NBC just placed the biggest possible roadblock on the road to six seasons and a movie: The network has canceled Community after five seasons.
In many ways, the news wasn’t surprising. The ambitious, form-tweaking, meta-comedy starring Joel McHale has long struggled in the ratings, and the 13-episode fifth season averaged 3.8 million viewers and a 1.6 rating in the 18-to-49-year-old demographic, including DVR playback.
Still, fans had been holding out hope, as the critically admired cult comedy has been rejuvenated creatively by the return of creator Dan Harmon in season 5 (while absorbing the exit of one of its original cast members, Donald Glover, early in the season). And although the threat of cancellation loomed in previous seasons, the show had always managed to squeak out a renewal right before NBC presented its fall schedule at the advertiser upfronts. A final batch of episodes would have been a big one for Community’s hyper-dedicated fans and cast, who have been pushing for the series to fulfill its destiny once uttered by Abed (Danny Pudi) and reach the milestone of six seasons and a movie. (Community also has fallen shy of another benchmark: 100 episodes, having aired 97 to date.)
There is, of course, the significant possibility that Community isn’t dead altogether. Sony Pictures TV, which produces Community, will now try to find another home for it on cable or a streaming service. The show has already been sold in syndication to Comedy Central, while Hulu owns the digital rights.
In regards to the NBC news, McHale just tweeted: “#darkesttimeline,” while Harmon’s first tweet on the matter is: “Twitter isn’t big enough to hold my condolences and more importantly my gratitude to the best fans, cast and crew in TV history.
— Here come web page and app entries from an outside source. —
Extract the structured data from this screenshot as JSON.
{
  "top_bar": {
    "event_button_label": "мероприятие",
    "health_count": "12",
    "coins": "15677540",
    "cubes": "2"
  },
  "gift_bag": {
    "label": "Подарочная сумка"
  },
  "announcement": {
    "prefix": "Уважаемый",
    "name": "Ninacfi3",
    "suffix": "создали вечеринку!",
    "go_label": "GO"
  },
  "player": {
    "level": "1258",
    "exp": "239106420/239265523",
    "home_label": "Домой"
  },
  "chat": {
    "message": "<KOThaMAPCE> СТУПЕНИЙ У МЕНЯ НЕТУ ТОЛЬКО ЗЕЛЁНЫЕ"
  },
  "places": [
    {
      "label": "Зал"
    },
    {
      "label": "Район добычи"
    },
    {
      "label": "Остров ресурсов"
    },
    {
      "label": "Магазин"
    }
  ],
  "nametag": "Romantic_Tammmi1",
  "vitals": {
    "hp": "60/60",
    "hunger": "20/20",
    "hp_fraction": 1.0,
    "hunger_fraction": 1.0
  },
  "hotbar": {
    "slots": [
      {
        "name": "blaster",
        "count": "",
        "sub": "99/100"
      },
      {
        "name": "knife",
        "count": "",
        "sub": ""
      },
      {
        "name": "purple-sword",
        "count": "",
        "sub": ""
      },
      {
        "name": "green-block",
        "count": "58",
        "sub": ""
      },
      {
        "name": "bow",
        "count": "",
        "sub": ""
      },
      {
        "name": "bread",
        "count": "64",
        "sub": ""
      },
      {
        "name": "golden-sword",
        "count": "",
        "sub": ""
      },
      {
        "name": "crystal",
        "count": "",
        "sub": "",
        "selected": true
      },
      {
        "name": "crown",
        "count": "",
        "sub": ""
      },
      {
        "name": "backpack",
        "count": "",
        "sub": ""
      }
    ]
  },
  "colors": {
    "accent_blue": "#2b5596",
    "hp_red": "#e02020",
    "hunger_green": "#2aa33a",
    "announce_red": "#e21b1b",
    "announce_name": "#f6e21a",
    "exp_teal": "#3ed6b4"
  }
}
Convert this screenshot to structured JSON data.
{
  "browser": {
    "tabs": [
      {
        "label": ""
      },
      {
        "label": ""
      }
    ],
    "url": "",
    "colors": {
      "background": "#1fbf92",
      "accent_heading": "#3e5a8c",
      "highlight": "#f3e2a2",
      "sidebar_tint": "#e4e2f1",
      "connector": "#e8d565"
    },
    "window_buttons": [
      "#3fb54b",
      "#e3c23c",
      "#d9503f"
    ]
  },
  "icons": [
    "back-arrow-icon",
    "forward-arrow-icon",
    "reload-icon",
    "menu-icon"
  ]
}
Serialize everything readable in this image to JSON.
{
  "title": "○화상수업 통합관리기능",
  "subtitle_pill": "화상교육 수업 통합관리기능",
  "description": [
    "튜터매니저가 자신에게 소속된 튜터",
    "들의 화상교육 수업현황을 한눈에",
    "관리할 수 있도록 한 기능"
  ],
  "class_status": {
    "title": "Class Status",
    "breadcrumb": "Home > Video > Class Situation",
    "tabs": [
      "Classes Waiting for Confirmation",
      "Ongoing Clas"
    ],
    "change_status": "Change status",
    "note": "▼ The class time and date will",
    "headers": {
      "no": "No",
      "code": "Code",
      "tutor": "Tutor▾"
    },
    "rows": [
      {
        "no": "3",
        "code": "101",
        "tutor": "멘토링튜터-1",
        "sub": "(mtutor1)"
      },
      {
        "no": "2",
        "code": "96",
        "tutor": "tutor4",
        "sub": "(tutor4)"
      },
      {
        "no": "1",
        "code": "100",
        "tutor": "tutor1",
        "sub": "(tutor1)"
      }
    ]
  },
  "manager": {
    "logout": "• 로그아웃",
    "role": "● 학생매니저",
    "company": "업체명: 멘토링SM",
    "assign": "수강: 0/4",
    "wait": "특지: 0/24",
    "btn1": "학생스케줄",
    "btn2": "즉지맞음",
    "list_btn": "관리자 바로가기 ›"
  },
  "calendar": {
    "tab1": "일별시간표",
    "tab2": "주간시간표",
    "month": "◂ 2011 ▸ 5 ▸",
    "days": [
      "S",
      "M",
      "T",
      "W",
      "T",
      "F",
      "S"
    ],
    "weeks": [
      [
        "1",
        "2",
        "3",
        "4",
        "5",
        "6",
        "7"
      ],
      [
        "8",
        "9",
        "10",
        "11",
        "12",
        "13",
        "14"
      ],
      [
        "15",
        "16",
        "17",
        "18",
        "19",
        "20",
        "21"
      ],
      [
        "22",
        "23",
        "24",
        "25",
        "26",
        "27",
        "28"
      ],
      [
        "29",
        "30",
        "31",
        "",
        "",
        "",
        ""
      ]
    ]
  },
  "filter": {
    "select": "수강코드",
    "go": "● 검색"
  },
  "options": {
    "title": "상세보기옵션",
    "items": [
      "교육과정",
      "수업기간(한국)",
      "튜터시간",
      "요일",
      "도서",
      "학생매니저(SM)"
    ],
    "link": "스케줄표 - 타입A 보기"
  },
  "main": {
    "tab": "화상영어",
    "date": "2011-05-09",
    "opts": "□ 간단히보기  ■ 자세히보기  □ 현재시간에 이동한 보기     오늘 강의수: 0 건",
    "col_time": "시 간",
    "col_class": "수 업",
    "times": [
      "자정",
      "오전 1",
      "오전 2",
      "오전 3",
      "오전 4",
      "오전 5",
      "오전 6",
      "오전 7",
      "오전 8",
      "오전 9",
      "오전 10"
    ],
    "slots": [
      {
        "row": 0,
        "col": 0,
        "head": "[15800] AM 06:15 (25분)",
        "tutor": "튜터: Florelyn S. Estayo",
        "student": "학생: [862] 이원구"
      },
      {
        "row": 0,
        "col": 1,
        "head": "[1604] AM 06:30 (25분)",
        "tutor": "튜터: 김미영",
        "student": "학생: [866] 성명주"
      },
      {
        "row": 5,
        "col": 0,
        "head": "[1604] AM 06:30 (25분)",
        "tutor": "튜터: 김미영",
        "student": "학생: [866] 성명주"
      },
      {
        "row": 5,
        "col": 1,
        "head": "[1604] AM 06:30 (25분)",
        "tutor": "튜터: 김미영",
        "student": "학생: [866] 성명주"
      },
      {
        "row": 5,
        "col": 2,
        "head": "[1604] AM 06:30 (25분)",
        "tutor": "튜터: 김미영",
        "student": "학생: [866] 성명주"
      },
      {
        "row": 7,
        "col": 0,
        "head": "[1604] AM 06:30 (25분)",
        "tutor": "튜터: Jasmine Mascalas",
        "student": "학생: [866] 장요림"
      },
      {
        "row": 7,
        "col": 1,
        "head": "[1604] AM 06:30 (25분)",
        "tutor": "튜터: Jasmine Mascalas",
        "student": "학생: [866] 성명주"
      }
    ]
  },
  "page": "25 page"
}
Excelsior.” Feel free to place your condolences and/or rally cries below.
Meanwhile, NBC has renewed freshman comedy About a Boy and canceled another one, Growing Up Fisher.